■ Dataset extract:
+---+
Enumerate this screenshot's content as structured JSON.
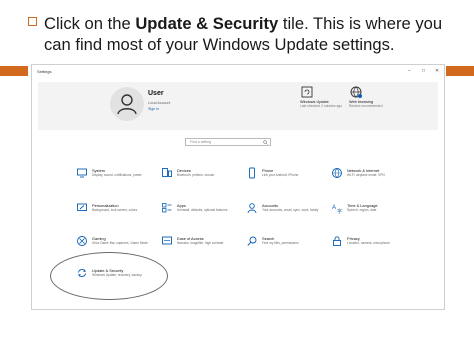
{
  "caption": {
    "pre": "Click on the ",
    "bold": "Update & Security",
    "post": " tile. This is where you can find most of your Windows Update settings."
  },
  "window": {
    "title": "Settings",
    "controls": {
      "minimize": "–",
      "maximize": "□",
      "close": "✕"
    }
  },
  "header": {
    "user_name": "User",
    "account_line": "Local Account",
    "sign_in": "Sign in",
    "windows_update": {
      "label": "Windows Update",
      "sub": "Last checked: 2 minutes ago"
    },
    "web_browsing": {
      "label": "Web browsing",
      "sub": "Restore recommended"
    }
  },
  "search": {
    "placeholder": "Find a setting"
  },
  "tiles": [
    {
      "label": "System",
      "desc": "Display, sound, notifications, power",
      "icon": "monitor-icon"
    },
    {
      "label": "Devices",
      "desc": "Bluetooth, printers, mouse",
      "icon": "keyboard-icon"
    },
    {
      "label": "Phone",
      "desc": "Link your Android, iPhone",
      "icon": "phone-icon"
    },
    {
      "label": "Network & Internet",
      "desc": "Wi-Fi, airplane mode, VPN",
      "icon": "globe-icon"
    },
    {
      "label": "Personalization",
      "desc": "Background, lock screen, colors",
      "icon": "paint-icon"
    },
    {
      "label": "Apps",
      "desc": "Uninstall, defaults, optional features",
      "icon": "apps-icon"
    },
    {
      "label": "Accounts",
      "desc": "Your accounts, email, sync, work, family",
      "icon": "person-icon"
    },
    {
      "label": "Time & Language",
      "desc": "Speech, region, date",
      "icon": "time-language-icon"
    },
    {
      "label": "Gaming",
      "desc": "Xbox Game Bar, captures, Game Mode",
      "icon": "xbox-icon"
    },
    {
      "label": "Ease of Access",
      "desc": "Narrator, magnifier, high contrast",
      "icon": "ease-of-access-icon"
    },
    {
      "label": "Search",
      "desc": "Find my files, permissions",
      "icon": "search-icon"
    },
    {
      "label": "Privacy",
      "desc": "Location, camera, microphone",
      "icon": "lock-icon"
    },
    {
      "label": "Update & Security",
      "desc": "Windows Update, recovery, backup",
      "icon": "sync-icon"
    }
  ],
  "colors": {
    "accent": "#d2691e",
    "icon_blue": "#0a5fb4"
  }
}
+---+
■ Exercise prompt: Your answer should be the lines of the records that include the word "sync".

■ Output of the exercise:
      "desc": "Your accounts, email, sync, work, family",
      "icon": "sync-icon"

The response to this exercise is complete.